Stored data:

%%

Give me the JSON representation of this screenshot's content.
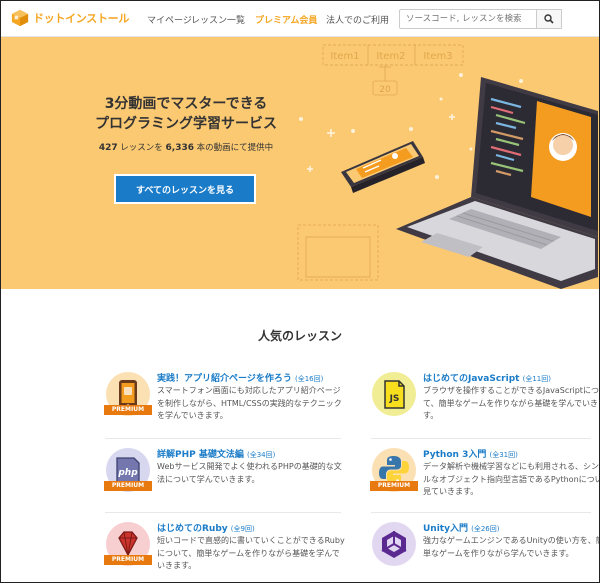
{
  "header": {
    "logo_text": "ドットインストール",
    "nav": [
      "マイページ",
      "レッスン一覧",
      "プレミアム会員",
      "法人でのご利用"
    ],
    "search_placeholder": "ソースコード, レッスンを検索"
  },
  "hero": {
    "title_line1": "3分動画でマスターできる",
    "title_line2": "プログラミング学習サービス",
    "lessons_count": "427",
    "lessons_suffix": " レッスンを ",
    "videos_count": "6,336",
    "videos_suffix": " 本の動画にて提供中",
    "cta_label": "すべてのレッスンを見る",
    "illustration": {
      "tabs": [
        "Item1",
        "Item2",
        "Item3"
      ],
      "number": "20"
    }
  },
  "lessons_section": {
    "title": "人気のレッスン",
    "premium_badge": "PREMIUM",
    "items": [
      {
        "title": "実践！アプリ紹介ページを作ろう",
        "count": "(全16回)",
        "desc": "スマートフォン画面にも対応したアプリ紹介ページを制作しながら、HTML/CSSの実践的なテクニックを学んでいきます。",
        "premium": true,
        "icon": "smartphone-icon",
        "icon_bg": "#fbe0b4"
      },
      {
        "title": "はじめてのJavaScript",
        "count": "(全11回)",
        "desc": "ブラウザを操作することができるJavaScriptについて、簡単なゲームを作りながら基礎を学んでいきます。",
        "premium": false,
        "icon": "js-icon",
        "icon_bg": "#f0ed94"
      },
      {
        "title": "詳解PHP 基礎文法編",
        "count": "(全34回)",
        "desc": "Webサービス開発でよく使われるPHPの基礎的な文法について学んでいきます。",
        "premium": true,
        "icon": "php-icon",
        "icon_bg": "#d7d8f0"
      },
      {
        "title": "Python 3入門",
        "count": "(全31回)",
        "desc": "データ解析や機械学習などにも利用される、シンプルなオブジェクト指向型言語であるPythonについて見ていきます。",
        "premium": true,
        "icon": "python-icon",
        "icon_bg": "#fbe0b4"
      },
      {
        "title": "はじめてのRuby",
        "count": "(全9回)",
        "desc": "短いコードで直感的に書いていくことができるRubyについて、簡単なゲームを作りながら基礎を学んでいきます。",
        "premium": true,
        "icon": "ruby-icon",
        "icon_bg": "#f8cfd1"
      },
      {
        "title": "Unity入門",
        "count": "(全26回)",
        "desc": "強力なゲームエンジンであるUnityの使い方を、簡単なゲームを作りながら学んでいきます。",
        "premium": false,
        "icon": "unity-icon",
        "icon_bg": "#e1d7f0"
      }
    ]
  },
  "colors": {
    "brand": "#f5a623",
    "hero_bg": "#fbc972",
    "link": "#1a7cc8",
    "premium": "#e8790e"
  }
}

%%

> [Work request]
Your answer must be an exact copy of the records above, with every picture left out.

> [Solution to this task]
Give me the JSON representation of this screenshot's content.
{
  "header": {
    "logo_text": "ドットインストール",
    "nav": [
      "マイページ",
      "レッスン一覧",
      "プレミアム会員",
      "法人でのご利用"
    ],
    "search_placeholder": "ソースコード, レッスンを検索"
  },
  "hero": {
    "title_line1": "3分動画でマスターできる",
    "title_line2": "プログラミング学習サービス",
    "lessons_count": "427",
    "lessons_suffix": " レッスンを ",
    "videos_count": "6,336",
    "videos_suffix": " 本の動画にて提供中",
    "cta_label": "すべてのレッスンを見る",
    "illustration": {
      "tabs": [
        "Item1",
        "Item2",
        "Item3"
      ],
      "number": "20"
    }
  },
  "lessons_section": {
    "title": "人気のレッスン",
    "premium_badge": "PREMIUM",
    "items": [
      {
        "title": "実践！アプリ紹介ページを作ろう",
        "count": "(全16回)",
        "desc": "スマートフォン画面にも対応したアプリ紹介ページを制作しながら、HTML/CSSの実践的なテクニックを学んでいきます。",
        "premium": true,
        "icon": "smartphone-icon",
        "icon_bg": "#fbe0b4"
      },
      {
        "title": "はじめてのJavaScript",
        "count": "(全11回)",
        "desc": "ブラウザを操作することができるJavaScriptについて、簡単なゲームを作りながら基礎を学んでいきます。",
        "premium": false,
        "icon": "js-icon",
        "icon_bg": "#f0ed94"
      },
      {
        "title": "詳解PHP 基礎文法編",
        "count": "(全34回)",
        "desc": "Webサービス開発でよく使われるPHPの基礎的な文法について学んでいきます。",
        "premium": true,
        "icon": "php-icon",
        "icon_bg": "#d7d8f0"
      },
      {
        "title": "Python 3入門",
        "count": "(全31回)",
        "desc": "データ解析や機械学習などにも利用される、シンプルなオブジェクト指向型言語であるPythonについて見ていきます。",
        "premium": true,
        "icon": "python-icon",
        "icon_bg": "#fbe0b4"
      },
      {
        "title": "はじめてのRuby",
        "count": "(全9回)",
        "desc": "短いコードで直感的に書いていくことができるRubyについて、簡単なゲームを作りながら基礎を学んでいきます。",
        "premium": true,
        "icon": "ruby-icon",
        "icon_bg": "#f8cfd1"
      },
      {
        "title": "Unity入門",
        "count": "(全26回)",
        "desc": "強力なゲームエンジンであるUnityの使い方を、簡単なゲームを作りながら学んでいきます。",
        "premium": false,
        "icon": "unity-icon",
        "icon_bg": "#e1d7f0"
      }
    ]
  },
  "colors": {
    "brand": "#f5a623",
    "hero_bg": "#fbc972",
    "link": "#1a7cc8",
    "premium": "#e8790e"
  }
}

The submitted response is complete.